November must have been a busy month because I have many friends with birthdays in July and August. At these birthday parties lately, I have been meeting a lot of people I don't know, and the number one polite conversation starter is "So. What do you do?" I used to answer this query with "I'm a librarian" hoping that my companion would then fall for my topic change when I asked them what they did, but EVERYONE loves librarians so naturally they will want to know where you work. That, or one of your friends who is already in the know will gleefully cajole you to "Tell them WHERE!"
So tonight I present to you some helpful tips to make small talk with people you don't know about a topic that can be as controversial as religion and politics. Enjoy:
1. Just lead with the fact that you are a prison librarian. Even if the person you are talking to could have been or probably will be your patron at some point in time, like I said, everyone loves the Librarian so you most likely won't get punched in the face.
2. Have some witty anecdotes about prison life that are not too hardcore because after people hear what you do for a living the next question-statement will be "I bet you have some crazy stories!" And then they will want to hear some of them. This used to give me anxiety because it's like when you go to the bookstore knowing exactly what titles you want but the moment you get in there you completely forget all of them, but now I have some good go-tos like "I have to pass through 7 doors I can't control to get to work!" And "One time a dog peed on a whole row of books but it was ok because we had to weed them anyway."
3. Realize that if you are telling a hardcore prison anecdote, not everyone is going to want to hear it. At a conference some of my colleagues and I were talking about slock (weapon made from inserting a lock in a sock and smacking someone with it) assaults and some other non-prison librarians made a disgusted comment about how prison librarians are so hard to be around as they removed themselves from our table. So just be advised that what is a normal day for you might be too much for someone else to hear about.
4. Know what your patrons like to read. People who have no idea what goes on inside prison are always intrigued by what offenders are reading and they are surprised to hear their reading interests are the same as public library patrons.
5. Remember to tell them that 97% of your patrons will be getting out sometime, and impart that the prison library helps them to be better neighbors to everyone. It really helps bring the point home that not everyone in prison is locked up with the key thrown away. It helps to have some feel-good stories here as well.
6. Have a business card. I have found that in 98% of my conversations about what I do, people want to help by donating books. It is way more professional to say "Let me give you my card" than "Um, I guess I can write the address down on this bar napkin/airline ticket holder/your hand." My supervisor approved my business cards to be purchased using my library budget, but if yours is not as accommodating you can get some from the internet for very cheap.
7. Read Orange is the New Black, or watch a couple episodes on Netflix.
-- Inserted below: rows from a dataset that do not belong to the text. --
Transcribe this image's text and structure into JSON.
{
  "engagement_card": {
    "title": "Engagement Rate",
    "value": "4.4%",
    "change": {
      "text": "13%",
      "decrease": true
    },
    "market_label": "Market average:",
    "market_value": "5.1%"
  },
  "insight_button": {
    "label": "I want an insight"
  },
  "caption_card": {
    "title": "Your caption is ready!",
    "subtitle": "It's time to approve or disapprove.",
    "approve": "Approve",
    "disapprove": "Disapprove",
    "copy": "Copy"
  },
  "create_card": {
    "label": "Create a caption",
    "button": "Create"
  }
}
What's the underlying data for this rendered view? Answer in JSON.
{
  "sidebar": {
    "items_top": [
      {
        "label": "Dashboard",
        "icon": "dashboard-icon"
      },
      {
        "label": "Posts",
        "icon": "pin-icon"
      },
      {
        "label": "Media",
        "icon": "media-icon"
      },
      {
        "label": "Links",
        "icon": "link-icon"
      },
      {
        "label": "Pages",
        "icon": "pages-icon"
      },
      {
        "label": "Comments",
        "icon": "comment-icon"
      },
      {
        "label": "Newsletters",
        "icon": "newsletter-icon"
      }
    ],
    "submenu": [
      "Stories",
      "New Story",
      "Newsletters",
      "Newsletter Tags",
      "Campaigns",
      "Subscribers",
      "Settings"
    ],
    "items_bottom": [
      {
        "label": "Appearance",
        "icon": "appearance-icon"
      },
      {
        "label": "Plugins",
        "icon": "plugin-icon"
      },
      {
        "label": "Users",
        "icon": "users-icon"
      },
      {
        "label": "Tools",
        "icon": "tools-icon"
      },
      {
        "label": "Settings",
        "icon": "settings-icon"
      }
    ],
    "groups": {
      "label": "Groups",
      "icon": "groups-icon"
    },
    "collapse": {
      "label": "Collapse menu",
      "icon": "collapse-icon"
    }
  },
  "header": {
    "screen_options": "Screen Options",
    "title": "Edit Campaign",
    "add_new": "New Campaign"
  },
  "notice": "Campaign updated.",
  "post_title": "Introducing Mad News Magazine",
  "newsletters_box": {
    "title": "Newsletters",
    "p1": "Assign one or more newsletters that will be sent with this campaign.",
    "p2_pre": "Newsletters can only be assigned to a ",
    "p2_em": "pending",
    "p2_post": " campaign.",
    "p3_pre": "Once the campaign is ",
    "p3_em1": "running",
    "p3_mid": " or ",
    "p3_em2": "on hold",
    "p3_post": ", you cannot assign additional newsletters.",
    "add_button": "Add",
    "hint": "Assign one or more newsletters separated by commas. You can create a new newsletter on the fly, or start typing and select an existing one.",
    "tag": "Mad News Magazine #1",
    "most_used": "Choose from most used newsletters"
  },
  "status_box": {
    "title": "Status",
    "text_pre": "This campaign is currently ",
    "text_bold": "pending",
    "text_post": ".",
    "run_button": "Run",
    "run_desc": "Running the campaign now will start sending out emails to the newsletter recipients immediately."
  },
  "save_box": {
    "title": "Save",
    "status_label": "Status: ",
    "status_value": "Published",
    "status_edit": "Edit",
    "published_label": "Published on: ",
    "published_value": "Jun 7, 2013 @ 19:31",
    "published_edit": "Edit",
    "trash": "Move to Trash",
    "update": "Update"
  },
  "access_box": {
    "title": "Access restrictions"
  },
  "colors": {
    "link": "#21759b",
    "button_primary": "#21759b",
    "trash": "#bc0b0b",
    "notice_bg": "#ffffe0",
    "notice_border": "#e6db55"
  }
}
I have noticed since that show appeared, many people have seen it and want to know how close it is to real life. You should watch or read it to have an educated opinion whether or not you agree with it. I am saving my thoughts on that topic for another blog.
Well, future prison librarians, I hope this list helps you as you become the hit of the cocktail party circuit with your Interesting job and witty conversation skills! Until next time!